The third category, the limited public forum, is often analyzed as a subset of the designated public forum and as a nonpublic forum opened up for specific purposes. See Byrne v. Rutledge, 623 F.3d 46, 55 n. 8 (2d Cir.2010) (“[T]he law of [the Second Circuit] describes a limited public forum as both a subset of the designated public forum and a nonpublic forum opened to certain kinds of speakers or to the discussion of certain subjects.” (internal quotation marks and citations omitted)). The government has opened up limited public fora for some speech, but these fora are “ ‘limited to use by certain groups or dedicated solely to the discussion of certain subjects.’ ” Christian Legal Soc’y, 130 S.Ct. at 2984 n. 11 (quoting Pleasant Grove City, 555 U.S. at 470, 129 S.Ct. 1125). Common examples of limited public fora include “state university meeting facilities opened for student groups, open school board meetings, city-leased theaters, and subway platforms opened to charitable solicitations.” AFDI, 880 F.Supp.2d at 470 n. 6 (quoting Hotel Emps., 311 F.3d at 545). “The government has more leeway to restrict speech in a limited public forum than in a traditional or designated public forum,” id.; however, speech restrictions in a limited public forum must be viewpoint-neutral and reasonable in light of the forum’s purpose. See Good News Club v. Milford Cent. Sch., 533 U.S. 98, 106–07, 121 S.Ct. 2093, 150 L.Ed.2d 151 (2001); Rosenberger v. Rector & Visitors of Univ. of Va., 515 U.S. 819, 829, 115 S.Ct. 2510, 132 L.Ed.2d 700 (1995); Cornelius, 473 U.S. at 806, 105 S.Ct. 3439.

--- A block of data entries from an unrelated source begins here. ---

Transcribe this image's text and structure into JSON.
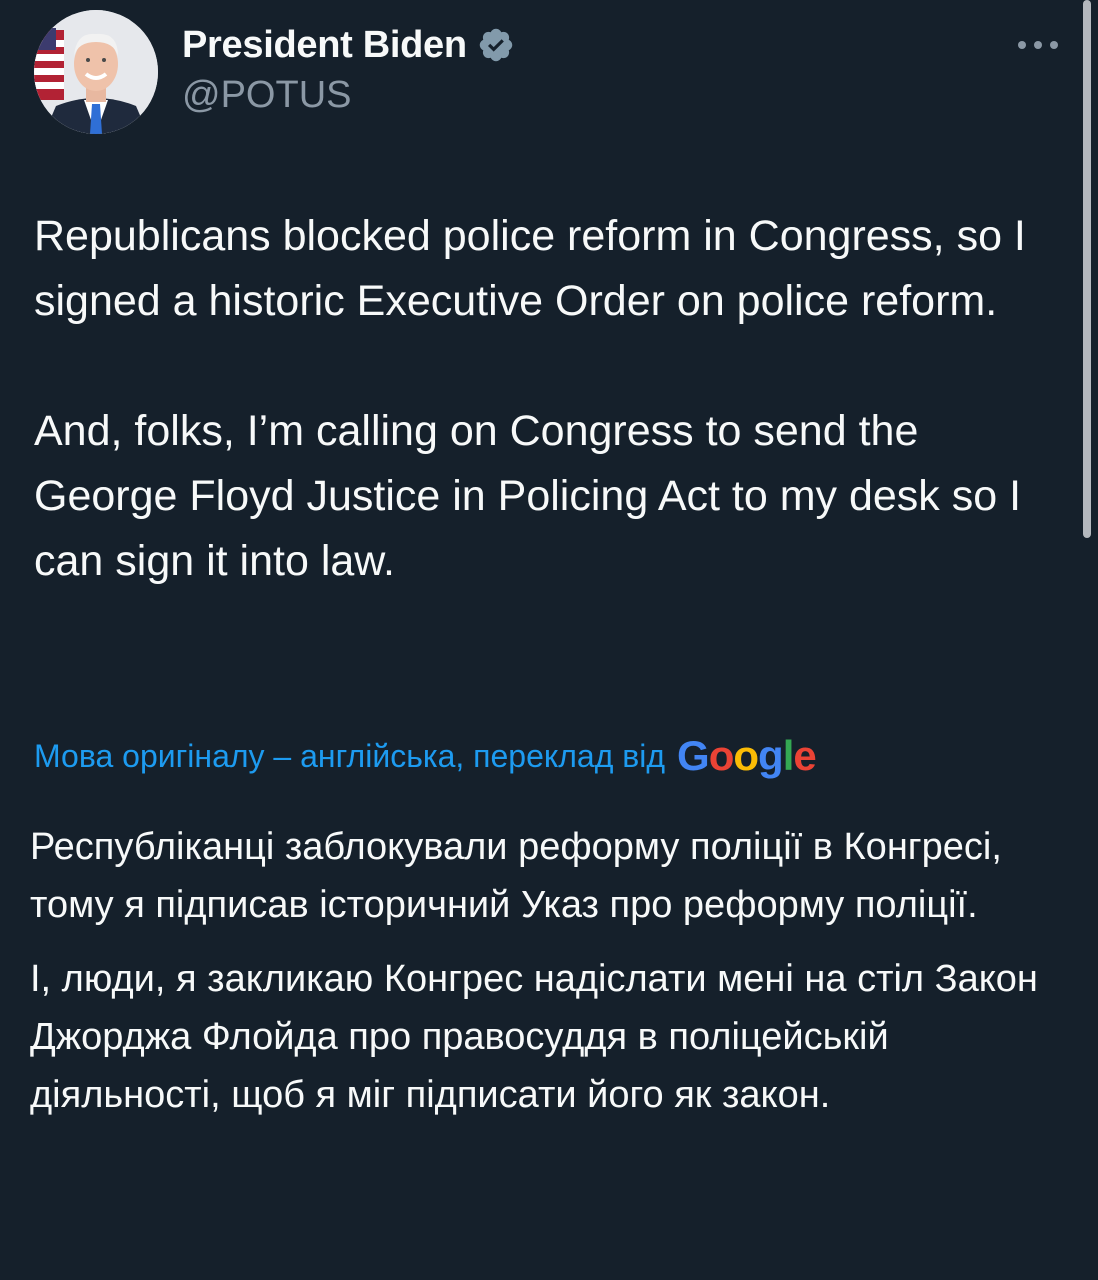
{
  "author": {
    "display_name": "President Biden",
    "handle": "@POTUS",
    "verified_icon": "verified-badge-icon",
    "avatar": "profile-photo"
  },
  "menu": {
    "more_icon": "more-options-icon"
  },
  "tweet": {
    "paragraphs": [
      "Republicans blocked police reform in Congress, so I signed a historic Executive Order on police reform.",
      "And, folks, I’m calling on Congress to send the George Floyd Justice in Policing Act to my desk so I can sign it into law."
    ]
  },
  "translation": {
    "link_text": "Мова оригіналу – англійська, переклад від",
    "provider": "Google",
    "paragraphs": [
      "Республіканці заблокували реформу поліції в Конгресі, тому я підписав історичний Указ про реформу поліції.",
      "І, люди, я закликаю Конгрес надіслати мені на стіл Закон Джорджа Флойда про правосуддя в поліцейській діяльності, щоб я міг підписати його як закон."
    ]
  },
  "colors": {
    "background": "#15202b",
    "text": "#f7f9f9",
    "secondary_text": "#8b98a5",
    "link": "#1d9bf0"
  }
}
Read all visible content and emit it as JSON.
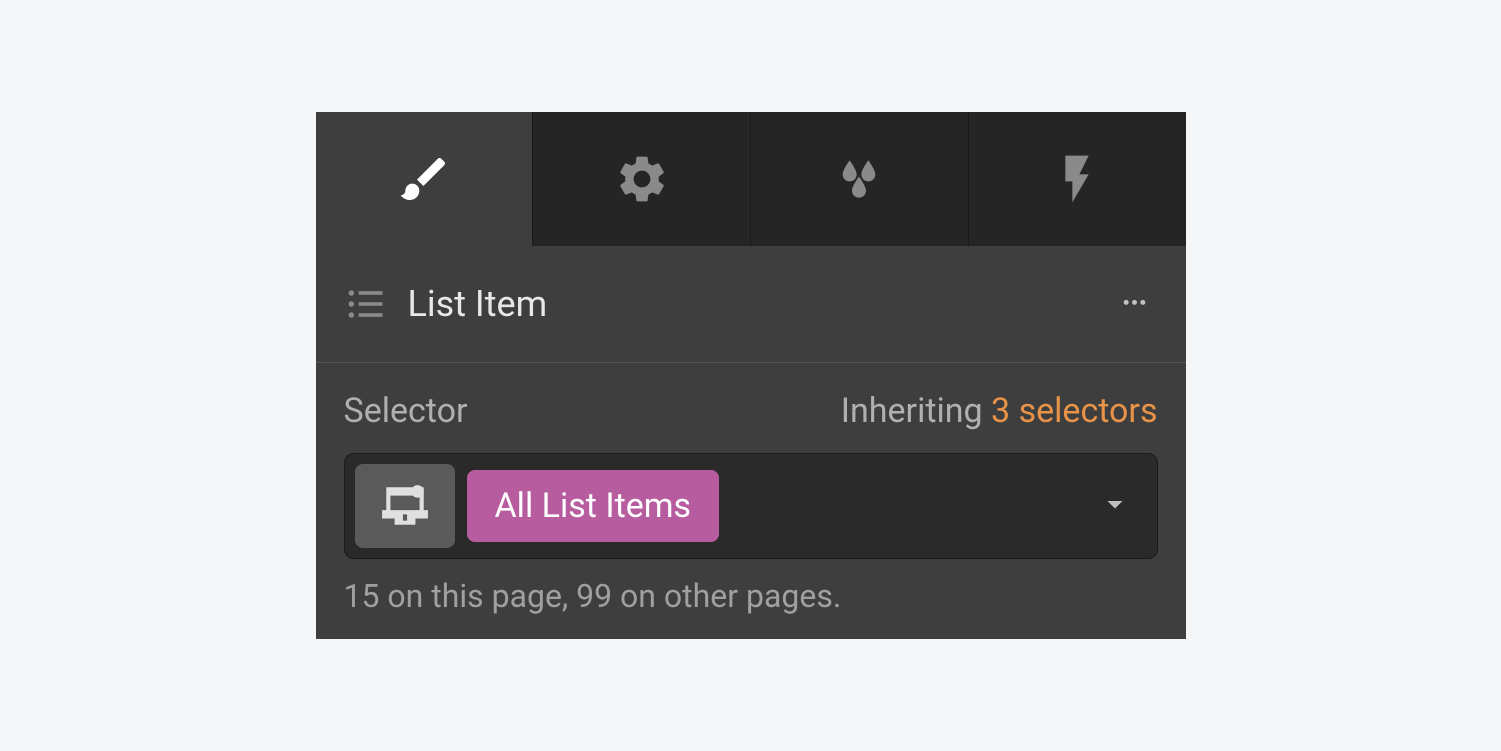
{
  "tabs": {
    "style": {
      "icon": "brush",
      "active": true
    },
    "settings": {
      "icon": "gear",
      "active": false
    },
    "effects": {
      "icon": "drops",
      "active": false
    },
    "interactions": {
      "icon": "bolt",
      "active": false
    }
  },
  "element": {
    "name": "List Item"
  },
  "selector": {
    "label": "Selector",
    "inheriting_label": "Inheriting",
    "inheriting_count": "3 selectors",
    "tag": "All List Items",
    "count_text": "15 on this page, 99 on other pages."
  }
}
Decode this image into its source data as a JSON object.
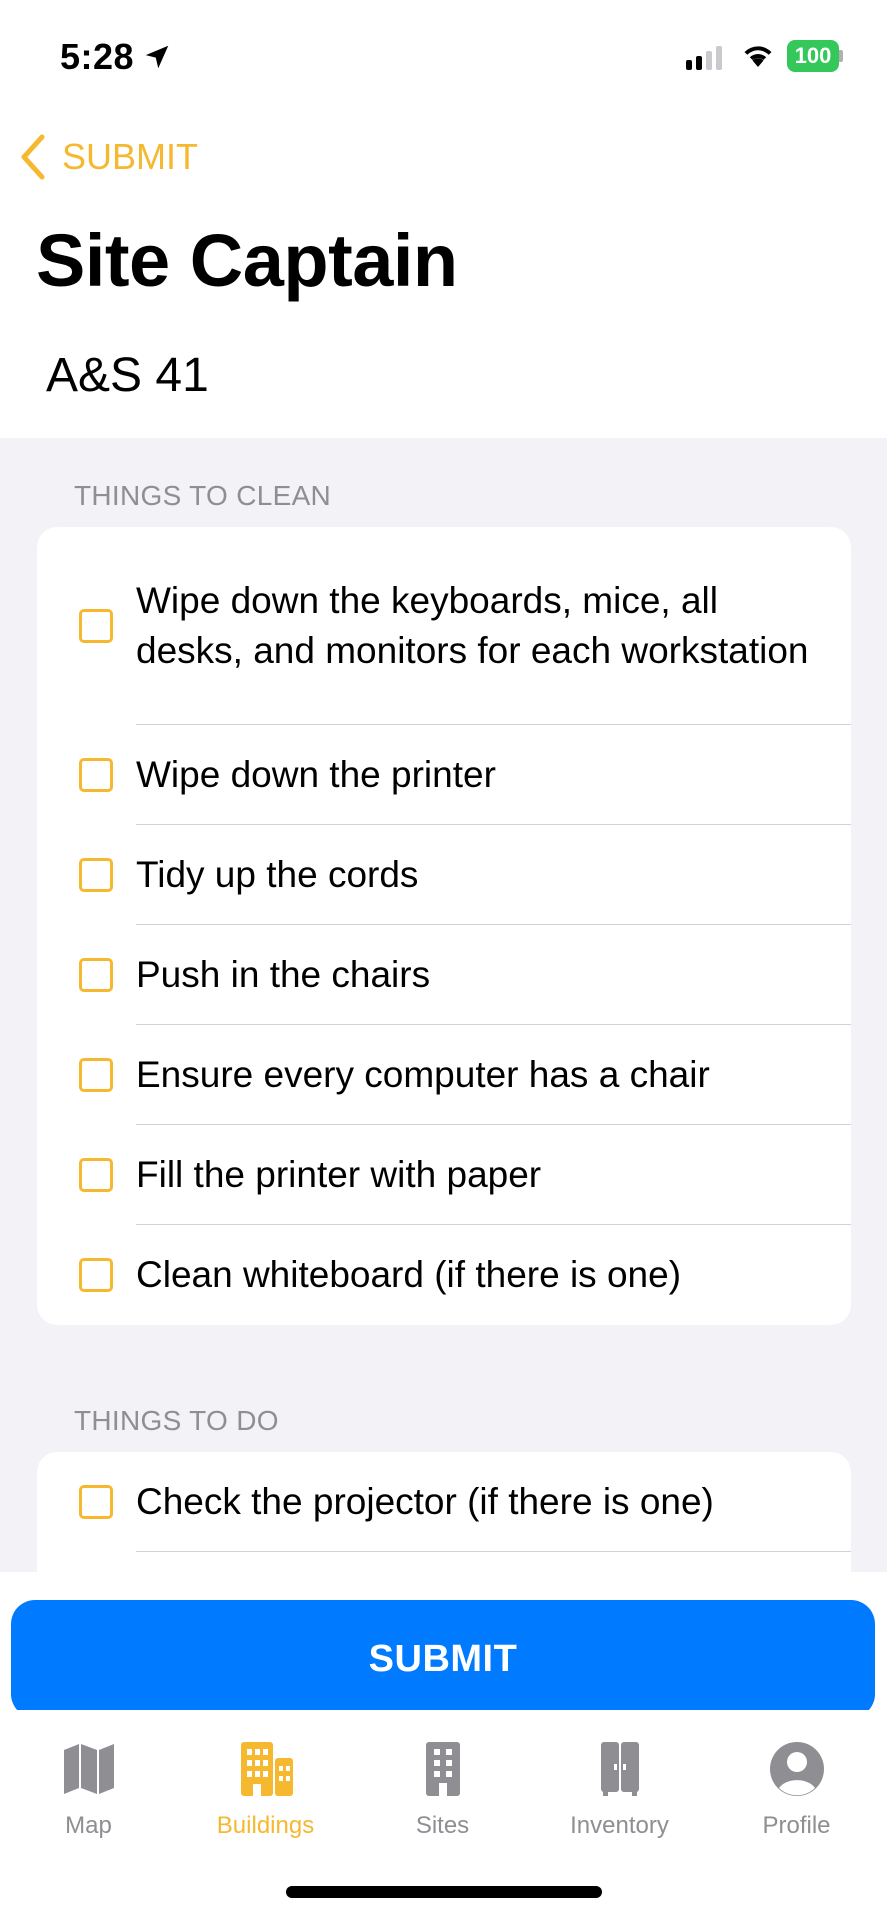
{
  "status_bar": {
    "time": "5:28",
    "battery": "100"
  },
  "nav": {
    "back_label": "SUBMIT"
  },
  "page": {
    "title": "Site Captain",
    "room": "A&S 41"
  },
  "sections": [
    {
      "header": "THINGS TO CLEAN",
      "items": [
        "Wipe down the keyboards, mice, all desks, and monitors for each workstation",
        "Wipe down the printer",
        "Tidy up the cords",
        "Push in the chairs",
        "Ensure every computer has a chair",
        "Fill the printer with paper",
        "Clean whiteboard (if there is one)"
      ]
    },
    {
      "header": "THINGS TO DO",
      "items": [
        "Check the projector (if there is one)"
      ]
    }
  ],
  "submit_label": "SUBMIT",
  "tabs": [
    {
      "label": "Map",
      "icon": "map-icon",
      "active": false
    },
    {
      "label": "Buildings",
      "icon": "buildings-icon",
      "active": true
    },
    {
      "label": "Sites",
      "icon": "sites-icon",
      "active": false
    },
    {
      "label": "Inventory",
      "icon": "inventory-icon",
      "active": false
    },
    {
      "label": "Profile",
      "icon": "profile-icon",
      "active": false
    }
  ],
  "colors": {
    "accent": "#f5b82e",
    "primary": "#007aff",
    "inactive": "#8e8e93",
    "background": "#f2f2f7"
  }
}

The final category, the nonpublic forum, consists of property that “the government has not opened for expressive activity by members of the public.” Hotel Emps., 311 F.3d at 546; see also Perry Educ. Ass’n, 460 U.S. at 45–46, 103 S.Ct. 948. Examples of nonpublic fora include airport terminals, government-owned professional sports stadiums, military bases and restricted access military stores, and jailhouse grounds. Hotel Emps., 311 F.3d at 546 (collecting cases). Restrictions on speech in such fora must only be “reasonable and not an effort to suppress expression merely because public officials oppose the speaker’s view.” Perry Educ. Ass’n, 460 U.S. at 46, 103 S.Ct. 948; see also Cornelius, 473 U.S. at 800, 105 S.Ct. 3439; Hotel Emps., 311 F.3d at 546 (“The government *508 may restrict speech in non-public fora subject only to the requirements of reasonableness and viewpoint neutrality.”).
Quoted from Hershey v. Goldstein, 938 F. Supp. 2d 491, 506-08 (S.D.N.Y. 2013)